mention in their documentation what the differences among the modes are.
Display Settings control the monitor display settings, which during DVI input have
only Audio Options (with the optional Dell Soundbar), Display Reset, and Zoom available.
The Zoom feature will enlarge the image displayed on the screen, though I'm not sure
why you would want to do that from the menu when both Mac OS X and Windows have much
more versatile features for enlarging the screen.
Next is Menu Settings, which simply adjusts where on the screen the On-Screen Menus
appear. You can adjust left, right, up, down, transparency, and even rotation for
the location of the On-Screen Menus.

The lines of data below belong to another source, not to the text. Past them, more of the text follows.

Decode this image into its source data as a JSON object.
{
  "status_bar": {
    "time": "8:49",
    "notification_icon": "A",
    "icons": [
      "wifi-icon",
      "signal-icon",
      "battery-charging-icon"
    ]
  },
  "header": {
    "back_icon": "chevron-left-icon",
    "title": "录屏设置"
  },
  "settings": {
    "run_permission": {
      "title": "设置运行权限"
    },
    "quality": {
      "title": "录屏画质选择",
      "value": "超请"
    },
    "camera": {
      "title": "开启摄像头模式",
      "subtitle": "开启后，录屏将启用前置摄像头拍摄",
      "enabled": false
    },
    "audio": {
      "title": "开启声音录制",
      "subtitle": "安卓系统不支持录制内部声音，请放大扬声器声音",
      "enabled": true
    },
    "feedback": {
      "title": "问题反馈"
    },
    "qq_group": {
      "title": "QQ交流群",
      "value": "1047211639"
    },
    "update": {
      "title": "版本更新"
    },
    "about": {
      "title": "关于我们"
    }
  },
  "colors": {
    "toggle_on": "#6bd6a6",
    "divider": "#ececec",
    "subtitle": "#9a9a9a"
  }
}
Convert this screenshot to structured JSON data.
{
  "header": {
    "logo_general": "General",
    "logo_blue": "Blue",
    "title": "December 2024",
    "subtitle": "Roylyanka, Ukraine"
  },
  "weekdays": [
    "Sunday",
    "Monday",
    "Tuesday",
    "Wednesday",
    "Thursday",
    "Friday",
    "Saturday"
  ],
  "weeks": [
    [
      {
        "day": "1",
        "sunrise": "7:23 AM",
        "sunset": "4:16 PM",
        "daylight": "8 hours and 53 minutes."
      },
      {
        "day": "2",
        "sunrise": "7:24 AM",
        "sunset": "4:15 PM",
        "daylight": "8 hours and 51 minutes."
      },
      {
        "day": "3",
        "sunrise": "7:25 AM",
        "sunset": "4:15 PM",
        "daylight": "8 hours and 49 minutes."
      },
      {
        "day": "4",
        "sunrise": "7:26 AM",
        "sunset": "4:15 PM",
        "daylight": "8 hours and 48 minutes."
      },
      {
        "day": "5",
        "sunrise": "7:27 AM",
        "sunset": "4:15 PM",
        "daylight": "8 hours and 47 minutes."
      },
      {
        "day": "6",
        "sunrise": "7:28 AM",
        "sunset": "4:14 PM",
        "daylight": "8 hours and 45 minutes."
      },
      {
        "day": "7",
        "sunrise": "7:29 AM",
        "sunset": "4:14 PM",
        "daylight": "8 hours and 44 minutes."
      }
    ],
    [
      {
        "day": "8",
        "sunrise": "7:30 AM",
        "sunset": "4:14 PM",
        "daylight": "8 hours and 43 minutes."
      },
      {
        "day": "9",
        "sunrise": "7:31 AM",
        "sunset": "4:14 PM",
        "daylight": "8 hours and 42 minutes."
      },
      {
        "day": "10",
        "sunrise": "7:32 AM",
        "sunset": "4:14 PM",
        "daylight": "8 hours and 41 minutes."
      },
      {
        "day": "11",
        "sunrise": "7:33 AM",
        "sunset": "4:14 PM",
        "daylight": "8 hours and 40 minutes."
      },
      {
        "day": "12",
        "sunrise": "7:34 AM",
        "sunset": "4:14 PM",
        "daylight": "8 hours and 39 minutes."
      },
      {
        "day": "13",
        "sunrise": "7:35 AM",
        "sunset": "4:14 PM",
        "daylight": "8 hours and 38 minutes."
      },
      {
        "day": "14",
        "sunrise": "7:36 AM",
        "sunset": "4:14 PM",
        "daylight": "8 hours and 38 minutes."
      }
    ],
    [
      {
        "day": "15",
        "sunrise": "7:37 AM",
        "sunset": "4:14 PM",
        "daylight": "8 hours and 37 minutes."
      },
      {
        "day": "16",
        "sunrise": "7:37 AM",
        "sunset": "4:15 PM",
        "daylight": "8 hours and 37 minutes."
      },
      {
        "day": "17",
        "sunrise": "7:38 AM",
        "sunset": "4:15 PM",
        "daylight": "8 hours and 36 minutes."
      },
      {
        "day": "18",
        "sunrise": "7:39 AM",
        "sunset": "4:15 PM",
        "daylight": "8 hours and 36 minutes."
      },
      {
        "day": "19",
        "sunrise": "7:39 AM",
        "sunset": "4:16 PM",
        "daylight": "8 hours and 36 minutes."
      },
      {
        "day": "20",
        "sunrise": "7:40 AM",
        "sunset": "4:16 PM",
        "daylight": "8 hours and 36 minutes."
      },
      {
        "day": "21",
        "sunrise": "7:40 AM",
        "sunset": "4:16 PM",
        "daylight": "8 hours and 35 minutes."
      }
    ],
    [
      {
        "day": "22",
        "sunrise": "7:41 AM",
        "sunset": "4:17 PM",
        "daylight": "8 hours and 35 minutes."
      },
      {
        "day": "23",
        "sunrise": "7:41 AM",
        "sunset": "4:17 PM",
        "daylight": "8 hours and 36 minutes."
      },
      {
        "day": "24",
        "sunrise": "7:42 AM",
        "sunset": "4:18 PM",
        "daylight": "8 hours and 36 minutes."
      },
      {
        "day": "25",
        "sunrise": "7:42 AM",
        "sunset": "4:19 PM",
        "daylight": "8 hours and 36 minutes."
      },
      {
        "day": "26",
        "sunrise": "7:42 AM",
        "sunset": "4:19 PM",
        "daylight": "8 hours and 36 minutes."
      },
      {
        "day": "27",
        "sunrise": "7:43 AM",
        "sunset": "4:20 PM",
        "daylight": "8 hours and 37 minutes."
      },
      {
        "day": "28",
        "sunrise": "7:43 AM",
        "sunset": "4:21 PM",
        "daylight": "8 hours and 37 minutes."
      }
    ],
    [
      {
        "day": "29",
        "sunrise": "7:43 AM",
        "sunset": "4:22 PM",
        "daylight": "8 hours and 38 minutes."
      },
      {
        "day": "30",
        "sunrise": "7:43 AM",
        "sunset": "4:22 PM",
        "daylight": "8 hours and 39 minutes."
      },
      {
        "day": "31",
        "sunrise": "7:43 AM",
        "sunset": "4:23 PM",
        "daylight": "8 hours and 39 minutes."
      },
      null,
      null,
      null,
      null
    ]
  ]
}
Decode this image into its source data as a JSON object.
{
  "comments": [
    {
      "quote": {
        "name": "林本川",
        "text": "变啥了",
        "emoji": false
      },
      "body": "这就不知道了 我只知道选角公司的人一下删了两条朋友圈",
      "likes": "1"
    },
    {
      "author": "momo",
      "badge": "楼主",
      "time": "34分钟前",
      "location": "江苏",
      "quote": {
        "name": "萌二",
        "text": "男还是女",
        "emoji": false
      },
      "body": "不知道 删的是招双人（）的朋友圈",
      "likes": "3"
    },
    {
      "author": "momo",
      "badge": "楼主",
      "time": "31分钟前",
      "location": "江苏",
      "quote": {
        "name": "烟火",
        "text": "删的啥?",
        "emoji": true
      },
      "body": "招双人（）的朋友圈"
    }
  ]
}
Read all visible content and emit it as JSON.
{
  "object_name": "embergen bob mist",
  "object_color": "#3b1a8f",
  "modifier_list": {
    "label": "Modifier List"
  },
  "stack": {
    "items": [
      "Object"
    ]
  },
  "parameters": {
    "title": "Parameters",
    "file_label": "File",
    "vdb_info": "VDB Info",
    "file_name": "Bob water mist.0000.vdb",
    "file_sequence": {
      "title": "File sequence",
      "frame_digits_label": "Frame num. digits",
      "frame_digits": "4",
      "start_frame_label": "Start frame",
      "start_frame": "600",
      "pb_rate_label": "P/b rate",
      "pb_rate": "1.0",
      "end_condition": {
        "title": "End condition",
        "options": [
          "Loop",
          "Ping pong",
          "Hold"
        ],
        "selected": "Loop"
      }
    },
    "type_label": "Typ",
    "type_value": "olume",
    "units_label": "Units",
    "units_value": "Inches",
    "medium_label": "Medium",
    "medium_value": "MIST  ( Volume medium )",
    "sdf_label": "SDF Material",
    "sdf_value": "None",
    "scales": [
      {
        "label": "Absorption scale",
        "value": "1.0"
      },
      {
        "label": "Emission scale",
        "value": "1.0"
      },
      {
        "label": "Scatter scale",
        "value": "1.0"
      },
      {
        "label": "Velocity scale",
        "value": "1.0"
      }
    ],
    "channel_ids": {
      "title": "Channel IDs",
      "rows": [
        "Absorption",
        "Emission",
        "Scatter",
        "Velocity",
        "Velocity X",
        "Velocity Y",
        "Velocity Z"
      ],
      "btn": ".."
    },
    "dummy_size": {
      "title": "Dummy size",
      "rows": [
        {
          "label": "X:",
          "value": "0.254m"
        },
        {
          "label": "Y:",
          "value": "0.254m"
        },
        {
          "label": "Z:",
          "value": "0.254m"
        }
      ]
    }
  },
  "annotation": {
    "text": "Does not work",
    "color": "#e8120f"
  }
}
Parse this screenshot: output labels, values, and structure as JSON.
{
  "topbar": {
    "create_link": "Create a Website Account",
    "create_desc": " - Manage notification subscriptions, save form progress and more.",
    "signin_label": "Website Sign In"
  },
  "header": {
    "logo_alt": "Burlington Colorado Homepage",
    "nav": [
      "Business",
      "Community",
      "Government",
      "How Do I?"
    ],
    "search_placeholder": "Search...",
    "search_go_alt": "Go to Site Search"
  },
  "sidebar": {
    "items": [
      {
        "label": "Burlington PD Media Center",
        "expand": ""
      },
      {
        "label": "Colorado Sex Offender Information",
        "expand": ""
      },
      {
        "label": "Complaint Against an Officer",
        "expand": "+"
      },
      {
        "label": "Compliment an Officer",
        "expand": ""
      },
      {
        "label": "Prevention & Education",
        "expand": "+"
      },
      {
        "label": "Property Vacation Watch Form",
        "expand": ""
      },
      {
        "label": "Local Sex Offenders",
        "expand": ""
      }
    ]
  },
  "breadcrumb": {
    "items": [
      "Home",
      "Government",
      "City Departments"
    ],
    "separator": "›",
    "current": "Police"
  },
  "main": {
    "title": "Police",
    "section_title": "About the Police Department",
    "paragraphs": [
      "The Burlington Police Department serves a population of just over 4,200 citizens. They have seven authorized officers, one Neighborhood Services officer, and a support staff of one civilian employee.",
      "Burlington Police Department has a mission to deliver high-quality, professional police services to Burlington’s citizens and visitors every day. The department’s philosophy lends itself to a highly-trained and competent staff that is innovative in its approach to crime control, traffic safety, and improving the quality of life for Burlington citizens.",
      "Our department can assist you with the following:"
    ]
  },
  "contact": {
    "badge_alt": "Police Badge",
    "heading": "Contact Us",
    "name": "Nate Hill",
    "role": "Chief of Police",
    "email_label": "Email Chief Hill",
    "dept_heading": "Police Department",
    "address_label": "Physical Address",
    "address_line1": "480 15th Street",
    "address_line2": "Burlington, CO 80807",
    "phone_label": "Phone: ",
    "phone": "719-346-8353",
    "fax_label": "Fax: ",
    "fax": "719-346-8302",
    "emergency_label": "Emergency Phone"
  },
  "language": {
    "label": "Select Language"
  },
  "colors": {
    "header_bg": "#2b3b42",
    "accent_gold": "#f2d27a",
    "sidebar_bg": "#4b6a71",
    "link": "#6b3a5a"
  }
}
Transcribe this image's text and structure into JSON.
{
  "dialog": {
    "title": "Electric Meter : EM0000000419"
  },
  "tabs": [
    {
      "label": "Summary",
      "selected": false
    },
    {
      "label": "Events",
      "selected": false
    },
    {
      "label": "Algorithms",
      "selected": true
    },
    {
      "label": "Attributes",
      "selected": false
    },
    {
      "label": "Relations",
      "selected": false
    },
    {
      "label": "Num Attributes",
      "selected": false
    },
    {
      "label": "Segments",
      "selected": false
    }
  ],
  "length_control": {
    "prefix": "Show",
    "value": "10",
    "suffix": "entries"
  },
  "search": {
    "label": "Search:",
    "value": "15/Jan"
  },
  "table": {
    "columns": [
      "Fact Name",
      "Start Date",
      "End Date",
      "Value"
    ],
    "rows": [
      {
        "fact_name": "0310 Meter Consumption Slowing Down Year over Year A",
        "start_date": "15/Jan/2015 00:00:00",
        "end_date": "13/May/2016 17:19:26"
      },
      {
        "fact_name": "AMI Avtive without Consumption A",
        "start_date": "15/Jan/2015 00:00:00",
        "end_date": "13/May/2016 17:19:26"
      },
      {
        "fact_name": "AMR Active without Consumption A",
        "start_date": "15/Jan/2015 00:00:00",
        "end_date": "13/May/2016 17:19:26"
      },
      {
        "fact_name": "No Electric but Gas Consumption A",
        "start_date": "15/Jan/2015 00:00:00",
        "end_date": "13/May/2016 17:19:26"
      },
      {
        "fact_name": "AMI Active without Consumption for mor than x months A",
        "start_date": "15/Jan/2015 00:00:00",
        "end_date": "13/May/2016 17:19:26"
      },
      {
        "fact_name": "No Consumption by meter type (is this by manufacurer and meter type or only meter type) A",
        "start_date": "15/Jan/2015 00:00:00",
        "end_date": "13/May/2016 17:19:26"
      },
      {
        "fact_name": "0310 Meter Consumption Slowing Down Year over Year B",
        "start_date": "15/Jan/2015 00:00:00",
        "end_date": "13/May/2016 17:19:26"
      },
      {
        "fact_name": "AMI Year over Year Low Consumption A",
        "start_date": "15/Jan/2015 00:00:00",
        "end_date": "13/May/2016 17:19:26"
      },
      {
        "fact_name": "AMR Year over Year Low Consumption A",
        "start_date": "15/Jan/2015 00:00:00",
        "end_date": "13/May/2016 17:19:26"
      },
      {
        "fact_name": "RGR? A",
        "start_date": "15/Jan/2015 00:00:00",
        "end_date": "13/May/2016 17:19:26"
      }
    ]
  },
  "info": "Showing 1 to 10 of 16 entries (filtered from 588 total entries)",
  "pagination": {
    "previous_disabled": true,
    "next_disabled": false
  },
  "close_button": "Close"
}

If a little choice is good, a lot must be better,
Finally there are the PIP settings, from which you can select which video input is
used for the PIP display and whether it is presented picture-in-picture or picture-by-picture
(next to one another with black filling the top and bottom of the screen).
As was mentioned briefly before, the 2007WFP also has a four-port USB 2 hub. The
input is next to the video inputs in the lower center of the back of the screen.
There are two pairs of outputs, one pair in the bottom center of the screen next
to the USB input and one pair on the right edge of the screen. The ones on the right
would be more convenient to use if it were not for the fact that I have my second
monitor on the right side of my Dell display. So, while they are in theory a good
selling point, because of my setup, I don't get any use from them. Apple's Cinema
display has a two-port hub for both USB and FireWire along the bottom edge of the
screen, which might be a bit more convenient than the Dell's setup. Neither, however
would be a make-or-break issue for me when deciding on a display.
I have not had the opportunity to compare the Apple and Dell displays side-by-side,
but in separate observations, I can't recall much difference. You would have to put
them together to make a valid comparison. Both displays have a lot going for them
and would be purchases you would be pleased with. I have now been using the 2007WFP
for about six months, and I have been very pleased. While it seems that Dell will
never match Apple for sheer design aesthetics, this version is more attractive than
its predecessor and retains the superior image quality of Dell's previous displays.
Couple that with the very reasonable price ($300 less than Apple's 20" Cinema
Display) for the size and you have another winning Dell display.
Dell LCD monitors have reasonable reputations, especially for value. The 2007WFP
certainly does not disappoint in that regard. It is a bright, reliable, and versatile
display. Based on one web reference site I visited, it appears that Apple and Dell
use the exact same TFT LCD panel to build their respective displays. While it's not
as attractive nor elegant as Apple's counterpart, the $200+ price difference makes
it very hard to spend the premium for Apple's superior design. I like this display
just as much now as when I bought it. The list price has come down somewhat since
I purchased, so I expect that a buyer could get a better deal now. I would highly
recommend this monitor to anyone looking for a widescreen monitor, especially if
budget is an issue.
- Versatile inputs
- Super-bright screen
- Excellent color consistency
- Great price
- Busy front panel
- Design not up to Apple
of 5 Mice